"I thought he really got better and played well this year, culminating with a great Senior Bowl week where he was MVP of the game," he said, adding that his size and early-career inconsistency might be of concern to some teams.

"I like him, and I think he's got a live arm. He can create and extend a little bit. Talking to the guys down there at A&M, they said when they would get on the plane after games he would be standing up in the aisle with [coach] Jimbo Fisher already watching the tape with him, so he was always dialed in, always around the facility."

Then there's Trask, who at 23 years old is the same age as Carolina Panthers quarterback Sam Darnold.

"Second round is high.

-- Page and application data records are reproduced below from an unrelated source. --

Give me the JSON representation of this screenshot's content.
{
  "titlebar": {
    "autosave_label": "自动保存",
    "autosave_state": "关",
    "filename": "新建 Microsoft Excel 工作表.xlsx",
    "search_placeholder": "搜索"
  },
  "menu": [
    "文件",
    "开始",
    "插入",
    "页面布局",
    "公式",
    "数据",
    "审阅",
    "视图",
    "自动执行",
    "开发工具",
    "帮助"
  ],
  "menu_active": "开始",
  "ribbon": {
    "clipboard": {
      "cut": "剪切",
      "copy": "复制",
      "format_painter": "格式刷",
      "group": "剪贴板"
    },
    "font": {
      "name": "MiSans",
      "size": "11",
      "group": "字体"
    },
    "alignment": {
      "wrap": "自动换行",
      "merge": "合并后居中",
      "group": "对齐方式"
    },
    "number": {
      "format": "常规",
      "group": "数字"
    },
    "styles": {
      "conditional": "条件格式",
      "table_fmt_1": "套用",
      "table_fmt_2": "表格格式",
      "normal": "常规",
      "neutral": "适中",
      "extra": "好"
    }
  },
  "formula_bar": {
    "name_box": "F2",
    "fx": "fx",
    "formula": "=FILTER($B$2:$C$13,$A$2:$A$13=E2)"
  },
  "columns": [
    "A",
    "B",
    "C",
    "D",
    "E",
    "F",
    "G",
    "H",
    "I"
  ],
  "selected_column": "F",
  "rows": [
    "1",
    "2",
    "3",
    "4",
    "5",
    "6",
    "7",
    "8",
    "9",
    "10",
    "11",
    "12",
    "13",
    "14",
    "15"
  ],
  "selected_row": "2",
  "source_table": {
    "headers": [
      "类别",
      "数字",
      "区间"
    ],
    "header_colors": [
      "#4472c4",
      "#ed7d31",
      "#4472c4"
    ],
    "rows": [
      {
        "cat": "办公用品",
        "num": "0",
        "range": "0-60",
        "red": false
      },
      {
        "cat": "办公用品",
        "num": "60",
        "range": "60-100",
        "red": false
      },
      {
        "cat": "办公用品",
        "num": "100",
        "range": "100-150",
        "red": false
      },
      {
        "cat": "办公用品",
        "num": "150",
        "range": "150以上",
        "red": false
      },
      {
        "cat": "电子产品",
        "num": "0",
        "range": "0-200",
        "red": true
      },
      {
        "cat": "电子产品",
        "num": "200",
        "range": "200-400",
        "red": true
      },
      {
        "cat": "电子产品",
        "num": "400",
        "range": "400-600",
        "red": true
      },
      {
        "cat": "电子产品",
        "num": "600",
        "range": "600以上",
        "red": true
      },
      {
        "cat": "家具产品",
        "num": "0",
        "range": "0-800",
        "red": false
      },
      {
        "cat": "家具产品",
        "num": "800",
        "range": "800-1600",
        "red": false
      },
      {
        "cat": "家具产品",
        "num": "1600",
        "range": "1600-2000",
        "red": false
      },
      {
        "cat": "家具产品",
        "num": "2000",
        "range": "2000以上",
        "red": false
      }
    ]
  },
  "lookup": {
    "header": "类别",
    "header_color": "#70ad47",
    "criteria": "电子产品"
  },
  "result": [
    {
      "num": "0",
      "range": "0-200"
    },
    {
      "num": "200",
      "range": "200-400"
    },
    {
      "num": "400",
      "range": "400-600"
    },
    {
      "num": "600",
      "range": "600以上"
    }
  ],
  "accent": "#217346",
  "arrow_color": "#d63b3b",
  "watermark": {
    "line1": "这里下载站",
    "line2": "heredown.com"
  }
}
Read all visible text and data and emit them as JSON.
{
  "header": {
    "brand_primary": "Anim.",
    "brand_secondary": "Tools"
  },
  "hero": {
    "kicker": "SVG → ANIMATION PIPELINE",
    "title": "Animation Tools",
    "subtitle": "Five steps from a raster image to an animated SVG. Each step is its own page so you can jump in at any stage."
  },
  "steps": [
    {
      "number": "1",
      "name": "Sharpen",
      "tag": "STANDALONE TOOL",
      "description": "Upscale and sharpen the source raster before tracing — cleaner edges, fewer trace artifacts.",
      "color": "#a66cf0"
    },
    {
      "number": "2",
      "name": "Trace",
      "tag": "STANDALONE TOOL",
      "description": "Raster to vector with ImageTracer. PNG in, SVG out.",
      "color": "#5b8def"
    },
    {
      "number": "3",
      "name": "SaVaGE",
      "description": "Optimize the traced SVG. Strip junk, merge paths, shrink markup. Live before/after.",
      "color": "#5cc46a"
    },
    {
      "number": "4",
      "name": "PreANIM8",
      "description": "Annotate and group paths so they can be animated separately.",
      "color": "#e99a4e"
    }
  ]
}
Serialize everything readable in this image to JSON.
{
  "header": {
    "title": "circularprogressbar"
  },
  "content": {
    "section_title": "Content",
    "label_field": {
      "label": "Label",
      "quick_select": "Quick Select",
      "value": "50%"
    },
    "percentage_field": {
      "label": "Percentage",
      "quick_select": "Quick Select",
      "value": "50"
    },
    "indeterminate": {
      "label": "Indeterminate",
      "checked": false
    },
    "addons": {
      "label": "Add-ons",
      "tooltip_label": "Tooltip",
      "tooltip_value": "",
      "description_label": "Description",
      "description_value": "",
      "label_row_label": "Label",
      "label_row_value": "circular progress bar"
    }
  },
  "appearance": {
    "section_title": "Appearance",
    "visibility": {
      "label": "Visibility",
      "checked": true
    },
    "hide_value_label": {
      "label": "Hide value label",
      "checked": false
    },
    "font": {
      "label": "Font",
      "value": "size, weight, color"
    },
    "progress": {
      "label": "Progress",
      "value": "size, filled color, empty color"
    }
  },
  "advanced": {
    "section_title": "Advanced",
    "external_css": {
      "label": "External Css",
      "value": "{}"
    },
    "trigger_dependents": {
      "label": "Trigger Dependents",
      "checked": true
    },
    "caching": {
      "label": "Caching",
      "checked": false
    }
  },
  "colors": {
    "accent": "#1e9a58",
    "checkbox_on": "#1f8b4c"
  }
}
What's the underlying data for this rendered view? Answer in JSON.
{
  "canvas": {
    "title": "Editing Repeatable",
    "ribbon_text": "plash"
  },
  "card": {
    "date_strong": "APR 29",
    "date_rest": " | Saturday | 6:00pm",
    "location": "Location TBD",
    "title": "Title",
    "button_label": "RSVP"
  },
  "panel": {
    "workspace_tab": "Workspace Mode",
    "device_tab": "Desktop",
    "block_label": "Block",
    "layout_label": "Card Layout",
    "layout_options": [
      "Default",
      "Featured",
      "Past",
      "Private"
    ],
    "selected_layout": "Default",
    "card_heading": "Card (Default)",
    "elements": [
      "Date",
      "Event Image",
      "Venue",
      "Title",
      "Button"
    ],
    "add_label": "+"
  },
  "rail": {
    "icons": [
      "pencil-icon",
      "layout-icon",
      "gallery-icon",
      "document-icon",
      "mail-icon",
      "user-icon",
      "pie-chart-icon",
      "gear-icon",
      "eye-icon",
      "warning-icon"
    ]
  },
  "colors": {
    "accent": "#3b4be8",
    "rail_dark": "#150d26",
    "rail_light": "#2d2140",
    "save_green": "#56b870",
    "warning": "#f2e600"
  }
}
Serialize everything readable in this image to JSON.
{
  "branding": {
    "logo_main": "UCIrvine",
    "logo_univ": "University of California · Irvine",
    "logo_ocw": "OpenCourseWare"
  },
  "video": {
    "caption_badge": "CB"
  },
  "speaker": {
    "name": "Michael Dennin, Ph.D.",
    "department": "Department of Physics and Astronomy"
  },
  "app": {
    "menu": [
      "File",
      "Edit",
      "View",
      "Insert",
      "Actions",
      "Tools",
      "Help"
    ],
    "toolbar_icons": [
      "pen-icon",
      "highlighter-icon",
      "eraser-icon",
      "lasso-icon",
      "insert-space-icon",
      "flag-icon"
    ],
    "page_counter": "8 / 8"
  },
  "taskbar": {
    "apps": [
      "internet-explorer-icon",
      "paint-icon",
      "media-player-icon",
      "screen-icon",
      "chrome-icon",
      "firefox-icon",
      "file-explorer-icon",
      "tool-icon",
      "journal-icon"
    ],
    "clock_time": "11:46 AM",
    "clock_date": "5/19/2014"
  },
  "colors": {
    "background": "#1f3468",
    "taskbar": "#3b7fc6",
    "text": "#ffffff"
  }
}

I think third or fourth round is where I'd look at [Trask]," Kiper said. "He has the size [6-foot-5, 236 pounds]. He throws the deep ball very well, very good touch. But he doesn't have an elite arm. He has very limited mobility."

Trask's 68 touchdown passes are the most of any draft-eligible quarterback over the past two seasons, but he's also thrown 15 interceptions. His hand size, 10 1/8 inches, is one of the biggest in the draft and fits well if the Patriots place a higher value on that with Northeast conditions in mind.

"There's some things to like about him, and some things to make you wonder if he can be an effective starter," Kiper said. "But I would invest a fourth-round pick in him. He's basically [Washington QB] Ryan Fitzpatrick -- a pocket passer."

Wake Forest's Jamie Newman (6-2, 235), who transferred to Georgia in 2020 but opted out of last season, is another consideration.

"[Newman] looked good in 2019, needs to become a little more accurate with some throws, cutting down on some mistakes/interceptions. But he has talent," Kiper said. "You're talking about a fifth-, sixth-rounder, but had he played at Georgia this past year, he could have been a second- or third-round pick."

Texas' Sam Ehlinger (6-1, 222) is also part of the conversation, likely on Day 3 (fourth through seventh round). McShay raved about Ehlinger's competitiveness and toughness, while noting his consistency as a passer needs improvement, particularly on deep throws (ranking last on throws of 21-plus yards among the top 15 draft-eligible QBs, according to ESPN Stats & Information).

"He can run, has great pocket presence, is physical, tough, and takes care of the football. He has great experience," McShay said. "But throwing the deep ball, that's where I struggled the most with him."